▶ [EXERCISE GOAL]: Provide only the number of lines in the following data that contain "time".
#### AVAILABLE RECORDS ####
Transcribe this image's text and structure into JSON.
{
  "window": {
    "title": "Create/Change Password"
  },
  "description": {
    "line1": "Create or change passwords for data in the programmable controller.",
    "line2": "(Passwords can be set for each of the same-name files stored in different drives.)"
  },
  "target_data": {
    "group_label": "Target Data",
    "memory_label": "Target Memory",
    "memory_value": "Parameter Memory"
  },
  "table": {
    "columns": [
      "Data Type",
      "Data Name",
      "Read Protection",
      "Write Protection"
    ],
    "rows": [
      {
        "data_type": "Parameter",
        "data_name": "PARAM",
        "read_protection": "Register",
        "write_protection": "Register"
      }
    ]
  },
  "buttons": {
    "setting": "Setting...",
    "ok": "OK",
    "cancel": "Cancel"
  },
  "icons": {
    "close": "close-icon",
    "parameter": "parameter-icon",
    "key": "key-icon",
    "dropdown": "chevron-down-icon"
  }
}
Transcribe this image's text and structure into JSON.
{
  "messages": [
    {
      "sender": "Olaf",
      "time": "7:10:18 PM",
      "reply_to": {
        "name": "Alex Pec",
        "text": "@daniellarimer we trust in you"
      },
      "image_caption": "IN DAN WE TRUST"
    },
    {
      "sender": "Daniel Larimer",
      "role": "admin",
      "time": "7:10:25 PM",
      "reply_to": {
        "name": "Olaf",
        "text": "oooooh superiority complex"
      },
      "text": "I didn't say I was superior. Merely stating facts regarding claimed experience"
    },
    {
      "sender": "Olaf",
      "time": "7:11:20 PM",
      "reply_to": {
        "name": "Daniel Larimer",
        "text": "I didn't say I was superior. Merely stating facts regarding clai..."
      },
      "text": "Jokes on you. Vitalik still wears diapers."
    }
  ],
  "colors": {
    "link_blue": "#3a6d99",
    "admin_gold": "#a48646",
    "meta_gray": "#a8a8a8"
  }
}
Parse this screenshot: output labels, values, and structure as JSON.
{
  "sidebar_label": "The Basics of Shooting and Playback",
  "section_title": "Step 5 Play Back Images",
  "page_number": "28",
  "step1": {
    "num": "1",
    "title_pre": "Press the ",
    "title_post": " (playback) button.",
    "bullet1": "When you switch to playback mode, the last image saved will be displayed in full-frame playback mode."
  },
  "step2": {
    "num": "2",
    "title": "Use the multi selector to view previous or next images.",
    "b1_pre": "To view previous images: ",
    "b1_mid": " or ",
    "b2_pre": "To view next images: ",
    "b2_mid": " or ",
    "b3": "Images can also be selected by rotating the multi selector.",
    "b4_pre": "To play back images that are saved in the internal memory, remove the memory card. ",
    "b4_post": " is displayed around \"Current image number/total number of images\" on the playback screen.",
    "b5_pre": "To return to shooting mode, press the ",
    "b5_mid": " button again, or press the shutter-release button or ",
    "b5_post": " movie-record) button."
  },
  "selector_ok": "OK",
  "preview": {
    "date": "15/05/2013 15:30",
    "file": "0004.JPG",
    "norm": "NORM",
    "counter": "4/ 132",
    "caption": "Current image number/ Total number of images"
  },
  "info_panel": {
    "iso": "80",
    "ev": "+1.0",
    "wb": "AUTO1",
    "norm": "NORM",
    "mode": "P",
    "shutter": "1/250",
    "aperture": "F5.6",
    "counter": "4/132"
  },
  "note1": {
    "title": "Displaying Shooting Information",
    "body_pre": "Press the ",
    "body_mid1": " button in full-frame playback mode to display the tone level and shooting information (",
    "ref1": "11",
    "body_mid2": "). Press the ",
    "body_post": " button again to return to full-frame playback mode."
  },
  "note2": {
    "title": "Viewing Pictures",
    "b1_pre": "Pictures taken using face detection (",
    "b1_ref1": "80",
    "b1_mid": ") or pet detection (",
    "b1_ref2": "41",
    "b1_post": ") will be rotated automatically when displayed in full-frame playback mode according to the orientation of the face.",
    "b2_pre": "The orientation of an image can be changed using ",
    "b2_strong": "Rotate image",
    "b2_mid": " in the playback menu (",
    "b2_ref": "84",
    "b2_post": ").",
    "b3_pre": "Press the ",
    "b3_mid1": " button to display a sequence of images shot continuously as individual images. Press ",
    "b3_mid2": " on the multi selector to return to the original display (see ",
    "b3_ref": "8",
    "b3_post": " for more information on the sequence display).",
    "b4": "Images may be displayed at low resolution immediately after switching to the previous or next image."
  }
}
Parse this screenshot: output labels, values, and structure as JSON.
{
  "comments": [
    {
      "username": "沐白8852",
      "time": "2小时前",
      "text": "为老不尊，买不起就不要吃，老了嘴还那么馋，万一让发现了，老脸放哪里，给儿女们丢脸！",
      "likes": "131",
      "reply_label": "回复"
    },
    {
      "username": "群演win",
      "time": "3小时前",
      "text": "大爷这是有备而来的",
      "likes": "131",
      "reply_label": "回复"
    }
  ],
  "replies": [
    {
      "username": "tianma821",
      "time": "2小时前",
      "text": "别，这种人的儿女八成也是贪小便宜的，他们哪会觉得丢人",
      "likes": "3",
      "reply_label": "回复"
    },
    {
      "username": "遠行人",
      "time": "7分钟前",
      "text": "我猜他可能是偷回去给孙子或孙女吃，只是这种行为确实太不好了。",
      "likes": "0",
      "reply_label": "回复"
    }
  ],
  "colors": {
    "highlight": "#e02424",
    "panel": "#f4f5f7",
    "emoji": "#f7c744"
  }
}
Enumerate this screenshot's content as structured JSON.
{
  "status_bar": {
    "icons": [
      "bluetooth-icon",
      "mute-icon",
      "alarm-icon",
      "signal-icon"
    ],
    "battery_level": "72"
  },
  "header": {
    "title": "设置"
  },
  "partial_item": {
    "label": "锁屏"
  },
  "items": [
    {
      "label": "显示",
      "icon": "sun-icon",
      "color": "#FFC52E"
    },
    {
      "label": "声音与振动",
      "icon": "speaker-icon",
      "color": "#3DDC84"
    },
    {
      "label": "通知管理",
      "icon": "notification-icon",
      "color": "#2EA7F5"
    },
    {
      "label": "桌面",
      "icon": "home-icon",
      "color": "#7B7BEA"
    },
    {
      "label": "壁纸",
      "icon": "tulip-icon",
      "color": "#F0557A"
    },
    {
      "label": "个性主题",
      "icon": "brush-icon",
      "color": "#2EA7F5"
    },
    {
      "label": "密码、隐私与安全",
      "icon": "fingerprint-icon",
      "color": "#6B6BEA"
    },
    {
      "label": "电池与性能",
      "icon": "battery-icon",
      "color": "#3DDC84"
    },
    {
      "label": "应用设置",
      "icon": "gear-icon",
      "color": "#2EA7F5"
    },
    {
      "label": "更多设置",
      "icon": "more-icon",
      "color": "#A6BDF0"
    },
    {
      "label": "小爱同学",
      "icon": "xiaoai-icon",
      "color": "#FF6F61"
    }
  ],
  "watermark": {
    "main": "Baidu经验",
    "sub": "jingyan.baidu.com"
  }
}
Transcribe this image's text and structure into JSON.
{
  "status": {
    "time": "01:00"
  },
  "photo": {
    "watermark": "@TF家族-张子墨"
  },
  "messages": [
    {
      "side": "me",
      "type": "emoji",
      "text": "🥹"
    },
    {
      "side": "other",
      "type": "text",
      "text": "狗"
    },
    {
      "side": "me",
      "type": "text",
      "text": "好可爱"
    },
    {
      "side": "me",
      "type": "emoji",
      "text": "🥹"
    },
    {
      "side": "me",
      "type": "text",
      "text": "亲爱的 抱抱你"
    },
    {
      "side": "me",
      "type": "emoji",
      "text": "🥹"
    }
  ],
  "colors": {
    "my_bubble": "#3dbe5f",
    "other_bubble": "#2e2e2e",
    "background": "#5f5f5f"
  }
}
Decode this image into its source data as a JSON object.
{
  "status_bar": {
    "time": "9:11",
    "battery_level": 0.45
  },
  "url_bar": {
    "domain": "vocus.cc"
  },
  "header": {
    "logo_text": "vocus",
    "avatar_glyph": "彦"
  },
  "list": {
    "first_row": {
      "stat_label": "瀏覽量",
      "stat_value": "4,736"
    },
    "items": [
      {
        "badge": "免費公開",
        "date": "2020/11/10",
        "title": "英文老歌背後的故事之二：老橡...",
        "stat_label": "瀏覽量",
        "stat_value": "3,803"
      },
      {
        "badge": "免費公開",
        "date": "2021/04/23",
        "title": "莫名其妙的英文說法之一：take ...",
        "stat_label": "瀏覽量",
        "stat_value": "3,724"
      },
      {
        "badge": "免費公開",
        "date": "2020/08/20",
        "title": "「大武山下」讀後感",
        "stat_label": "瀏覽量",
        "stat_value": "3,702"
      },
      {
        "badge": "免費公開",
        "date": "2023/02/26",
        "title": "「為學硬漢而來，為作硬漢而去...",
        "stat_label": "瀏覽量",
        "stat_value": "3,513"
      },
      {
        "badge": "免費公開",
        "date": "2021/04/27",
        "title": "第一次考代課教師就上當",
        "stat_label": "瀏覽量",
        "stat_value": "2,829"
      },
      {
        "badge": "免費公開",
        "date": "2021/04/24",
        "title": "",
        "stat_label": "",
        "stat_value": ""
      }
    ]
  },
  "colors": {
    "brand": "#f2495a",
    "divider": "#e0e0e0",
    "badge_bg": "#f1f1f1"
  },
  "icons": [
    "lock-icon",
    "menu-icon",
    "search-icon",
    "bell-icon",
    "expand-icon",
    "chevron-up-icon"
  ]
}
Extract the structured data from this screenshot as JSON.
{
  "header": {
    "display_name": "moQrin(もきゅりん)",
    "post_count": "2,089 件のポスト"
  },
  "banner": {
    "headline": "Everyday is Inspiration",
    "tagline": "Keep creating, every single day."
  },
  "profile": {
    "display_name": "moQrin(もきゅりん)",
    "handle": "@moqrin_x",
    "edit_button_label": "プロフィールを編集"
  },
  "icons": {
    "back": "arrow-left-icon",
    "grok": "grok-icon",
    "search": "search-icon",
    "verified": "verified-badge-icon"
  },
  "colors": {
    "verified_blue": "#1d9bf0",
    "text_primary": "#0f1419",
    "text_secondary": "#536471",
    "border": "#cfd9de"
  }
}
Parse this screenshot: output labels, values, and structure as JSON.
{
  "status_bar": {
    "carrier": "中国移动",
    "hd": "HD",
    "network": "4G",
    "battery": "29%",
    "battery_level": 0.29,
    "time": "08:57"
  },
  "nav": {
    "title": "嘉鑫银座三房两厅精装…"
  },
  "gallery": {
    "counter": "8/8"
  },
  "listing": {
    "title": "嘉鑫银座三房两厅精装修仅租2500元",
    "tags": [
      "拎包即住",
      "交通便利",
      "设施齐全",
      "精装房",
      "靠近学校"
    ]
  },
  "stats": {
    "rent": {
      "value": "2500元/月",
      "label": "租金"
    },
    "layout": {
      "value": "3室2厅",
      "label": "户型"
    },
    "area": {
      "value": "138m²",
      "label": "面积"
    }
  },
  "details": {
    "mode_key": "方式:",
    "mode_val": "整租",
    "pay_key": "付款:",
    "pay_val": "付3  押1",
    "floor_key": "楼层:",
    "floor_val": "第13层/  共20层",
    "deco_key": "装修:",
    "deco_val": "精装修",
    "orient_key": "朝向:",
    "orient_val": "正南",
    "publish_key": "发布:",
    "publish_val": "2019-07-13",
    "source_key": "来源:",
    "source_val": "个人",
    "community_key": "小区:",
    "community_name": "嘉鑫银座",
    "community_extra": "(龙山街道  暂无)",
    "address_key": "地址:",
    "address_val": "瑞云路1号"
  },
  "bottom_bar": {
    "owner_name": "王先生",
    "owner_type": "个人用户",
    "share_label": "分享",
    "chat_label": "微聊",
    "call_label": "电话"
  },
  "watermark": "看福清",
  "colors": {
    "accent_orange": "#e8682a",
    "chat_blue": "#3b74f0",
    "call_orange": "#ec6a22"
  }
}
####
▶ [RESULT OF THE TASK]: 10